REQUIRED ACTION
Filter the entries, keeping every line with the word "find".

DATA SHOWN
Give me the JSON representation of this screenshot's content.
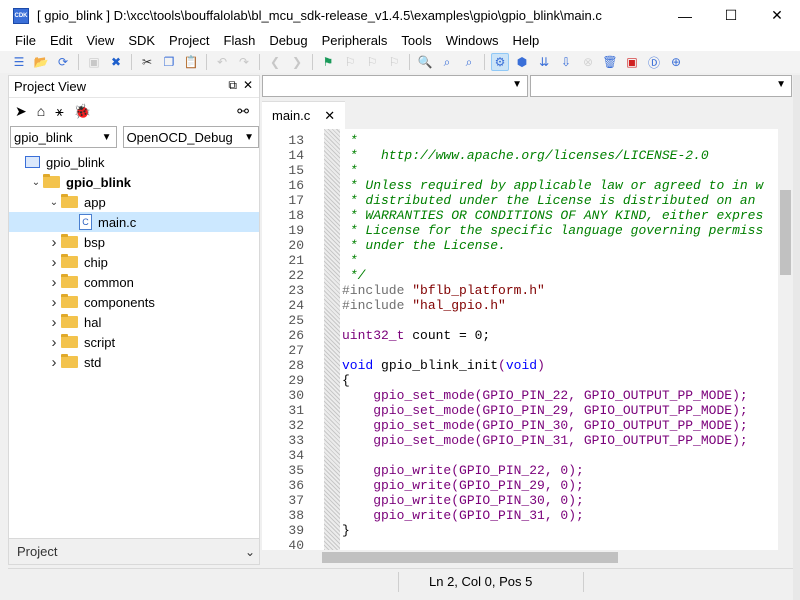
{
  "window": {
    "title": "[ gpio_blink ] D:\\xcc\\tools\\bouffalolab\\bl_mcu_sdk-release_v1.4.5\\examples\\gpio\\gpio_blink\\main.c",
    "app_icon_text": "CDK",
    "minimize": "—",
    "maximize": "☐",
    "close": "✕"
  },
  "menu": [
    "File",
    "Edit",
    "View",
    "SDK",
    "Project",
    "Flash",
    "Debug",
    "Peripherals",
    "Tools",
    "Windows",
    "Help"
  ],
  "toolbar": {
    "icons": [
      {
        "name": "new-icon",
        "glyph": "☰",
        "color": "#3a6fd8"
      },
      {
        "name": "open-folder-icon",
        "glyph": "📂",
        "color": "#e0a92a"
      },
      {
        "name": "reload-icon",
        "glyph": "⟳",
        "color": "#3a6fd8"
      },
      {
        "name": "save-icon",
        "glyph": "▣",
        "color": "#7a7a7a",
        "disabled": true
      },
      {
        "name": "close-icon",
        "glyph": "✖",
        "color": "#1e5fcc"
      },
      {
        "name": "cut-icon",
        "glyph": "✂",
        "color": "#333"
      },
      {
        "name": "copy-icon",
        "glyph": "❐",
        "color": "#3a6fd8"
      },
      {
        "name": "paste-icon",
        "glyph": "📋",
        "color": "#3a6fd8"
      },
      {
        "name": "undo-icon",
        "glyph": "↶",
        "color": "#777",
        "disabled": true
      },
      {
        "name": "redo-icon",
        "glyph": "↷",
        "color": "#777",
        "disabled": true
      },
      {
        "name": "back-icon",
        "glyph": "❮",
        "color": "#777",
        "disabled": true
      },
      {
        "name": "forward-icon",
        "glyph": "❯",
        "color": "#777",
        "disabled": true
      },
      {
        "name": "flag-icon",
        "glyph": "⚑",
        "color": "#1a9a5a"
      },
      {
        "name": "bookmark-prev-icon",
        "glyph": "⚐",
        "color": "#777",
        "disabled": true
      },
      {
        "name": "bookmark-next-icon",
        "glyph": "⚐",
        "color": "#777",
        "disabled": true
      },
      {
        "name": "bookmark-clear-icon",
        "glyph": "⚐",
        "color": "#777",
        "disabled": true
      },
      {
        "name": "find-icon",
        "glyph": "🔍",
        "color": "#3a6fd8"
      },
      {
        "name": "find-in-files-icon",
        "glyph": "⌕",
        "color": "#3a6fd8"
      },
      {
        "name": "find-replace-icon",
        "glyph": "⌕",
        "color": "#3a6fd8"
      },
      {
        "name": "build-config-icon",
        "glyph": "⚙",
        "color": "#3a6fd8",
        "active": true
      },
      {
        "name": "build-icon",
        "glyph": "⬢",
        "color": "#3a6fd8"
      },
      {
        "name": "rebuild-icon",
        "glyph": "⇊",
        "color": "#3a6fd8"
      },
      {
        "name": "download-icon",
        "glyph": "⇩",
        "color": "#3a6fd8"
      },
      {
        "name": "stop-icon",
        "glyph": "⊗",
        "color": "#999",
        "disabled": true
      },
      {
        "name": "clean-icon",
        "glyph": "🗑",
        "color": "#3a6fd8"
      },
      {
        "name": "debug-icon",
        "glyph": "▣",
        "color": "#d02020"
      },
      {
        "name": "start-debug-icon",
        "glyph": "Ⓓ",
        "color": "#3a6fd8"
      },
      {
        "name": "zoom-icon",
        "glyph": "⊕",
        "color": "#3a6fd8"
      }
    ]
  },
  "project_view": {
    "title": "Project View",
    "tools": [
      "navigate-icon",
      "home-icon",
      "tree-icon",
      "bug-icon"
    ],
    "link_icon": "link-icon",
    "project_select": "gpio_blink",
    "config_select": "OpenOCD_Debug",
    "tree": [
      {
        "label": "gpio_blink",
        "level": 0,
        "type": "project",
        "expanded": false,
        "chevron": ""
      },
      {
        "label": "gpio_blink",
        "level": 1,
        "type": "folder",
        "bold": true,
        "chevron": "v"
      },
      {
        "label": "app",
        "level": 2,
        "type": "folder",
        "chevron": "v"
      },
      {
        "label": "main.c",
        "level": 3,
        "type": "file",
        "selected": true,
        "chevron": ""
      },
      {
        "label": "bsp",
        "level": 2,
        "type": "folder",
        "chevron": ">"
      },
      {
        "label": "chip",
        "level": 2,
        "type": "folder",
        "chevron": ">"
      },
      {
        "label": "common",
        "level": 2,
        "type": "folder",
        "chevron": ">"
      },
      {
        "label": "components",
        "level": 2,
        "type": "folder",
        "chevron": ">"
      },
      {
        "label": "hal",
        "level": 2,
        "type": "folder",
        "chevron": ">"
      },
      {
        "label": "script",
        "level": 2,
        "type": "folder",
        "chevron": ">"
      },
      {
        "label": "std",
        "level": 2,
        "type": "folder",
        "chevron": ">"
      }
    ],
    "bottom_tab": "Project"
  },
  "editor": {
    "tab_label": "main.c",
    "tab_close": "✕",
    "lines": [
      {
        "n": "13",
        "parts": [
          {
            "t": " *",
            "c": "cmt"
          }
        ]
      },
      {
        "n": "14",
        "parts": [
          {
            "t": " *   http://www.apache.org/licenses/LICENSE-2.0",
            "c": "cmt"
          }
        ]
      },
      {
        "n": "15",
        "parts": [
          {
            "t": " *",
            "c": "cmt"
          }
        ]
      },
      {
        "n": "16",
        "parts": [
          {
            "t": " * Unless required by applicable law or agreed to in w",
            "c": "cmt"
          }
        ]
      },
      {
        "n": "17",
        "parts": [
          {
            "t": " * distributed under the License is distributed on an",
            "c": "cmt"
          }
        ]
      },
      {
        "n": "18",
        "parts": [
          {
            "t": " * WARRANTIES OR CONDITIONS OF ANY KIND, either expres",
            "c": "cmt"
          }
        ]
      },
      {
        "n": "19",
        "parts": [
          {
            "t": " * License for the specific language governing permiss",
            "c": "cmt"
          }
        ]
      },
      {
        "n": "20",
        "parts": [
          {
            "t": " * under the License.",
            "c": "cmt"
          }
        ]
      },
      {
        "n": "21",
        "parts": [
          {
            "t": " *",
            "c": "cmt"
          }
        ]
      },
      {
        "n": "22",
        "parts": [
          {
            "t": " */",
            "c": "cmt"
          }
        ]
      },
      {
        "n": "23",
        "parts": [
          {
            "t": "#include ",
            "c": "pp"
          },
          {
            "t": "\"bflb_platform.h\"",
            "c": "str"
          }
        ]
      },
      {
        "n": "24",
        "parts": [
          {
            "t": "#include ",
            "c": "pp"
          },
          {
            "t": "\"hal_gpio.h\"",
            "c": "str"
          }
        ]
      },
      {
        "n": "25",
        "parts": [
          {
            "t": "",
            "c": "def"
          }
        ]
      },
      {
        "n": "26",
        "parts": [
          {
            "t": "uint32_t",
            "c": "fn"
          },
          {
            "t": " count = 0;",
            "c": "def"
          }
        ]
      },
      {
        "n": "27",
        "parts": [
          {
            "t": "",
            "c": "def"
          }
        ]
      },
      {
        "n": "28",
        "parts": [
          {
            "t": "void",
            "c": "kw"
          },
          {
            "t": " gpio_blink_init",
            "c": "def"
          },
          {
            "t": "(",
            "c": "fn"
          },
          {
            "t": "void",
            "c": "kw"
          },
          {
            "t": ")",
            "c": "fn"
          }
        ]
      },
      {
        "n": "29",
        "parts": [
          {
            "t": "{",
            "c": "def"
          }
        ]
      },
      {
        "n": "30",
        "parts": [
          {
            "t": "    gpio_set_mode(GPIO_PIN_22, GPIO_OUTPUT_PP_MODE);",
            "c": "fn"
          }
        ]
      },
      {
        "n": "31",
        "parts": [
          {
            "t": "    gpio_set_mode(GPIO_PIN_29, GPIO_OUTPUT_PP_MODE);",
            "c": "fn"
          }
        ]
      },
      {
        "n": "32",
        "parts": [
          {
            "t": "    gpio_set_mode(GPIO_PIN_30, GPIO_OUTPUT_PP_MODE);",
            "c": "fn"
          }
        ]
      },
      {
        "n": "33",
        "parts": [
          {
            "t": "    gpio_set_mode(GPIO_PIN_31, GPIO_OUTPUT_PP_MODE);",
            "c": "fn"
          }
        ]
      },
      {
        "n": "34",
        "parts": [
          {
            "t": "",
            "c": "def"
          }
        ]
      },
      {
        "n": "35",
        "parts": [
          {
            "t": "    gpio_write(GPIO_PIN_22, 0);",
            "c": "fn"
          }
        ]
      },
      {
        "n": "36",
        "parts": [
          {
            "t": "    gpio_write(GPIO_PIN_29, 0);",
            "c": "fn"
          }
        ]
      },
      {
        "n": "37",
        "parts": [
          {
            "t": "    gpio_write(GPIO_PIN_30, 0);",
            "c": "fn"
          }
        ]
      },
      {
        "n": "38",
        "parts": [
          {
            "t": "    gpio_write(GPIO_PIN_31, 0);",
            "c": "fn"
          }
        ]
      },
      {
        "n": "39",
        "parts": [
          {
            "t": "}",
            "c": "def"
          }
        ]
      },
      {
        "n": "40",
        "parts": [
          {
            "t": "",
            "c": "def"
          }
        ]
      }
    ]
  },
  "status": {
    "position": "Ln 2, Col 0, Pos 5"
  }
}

RESPONSE FOR THIS EXERCISE
        "name": "find-icon",
        "name": "find-in-files-icon",
        "name": "find-replace-icon",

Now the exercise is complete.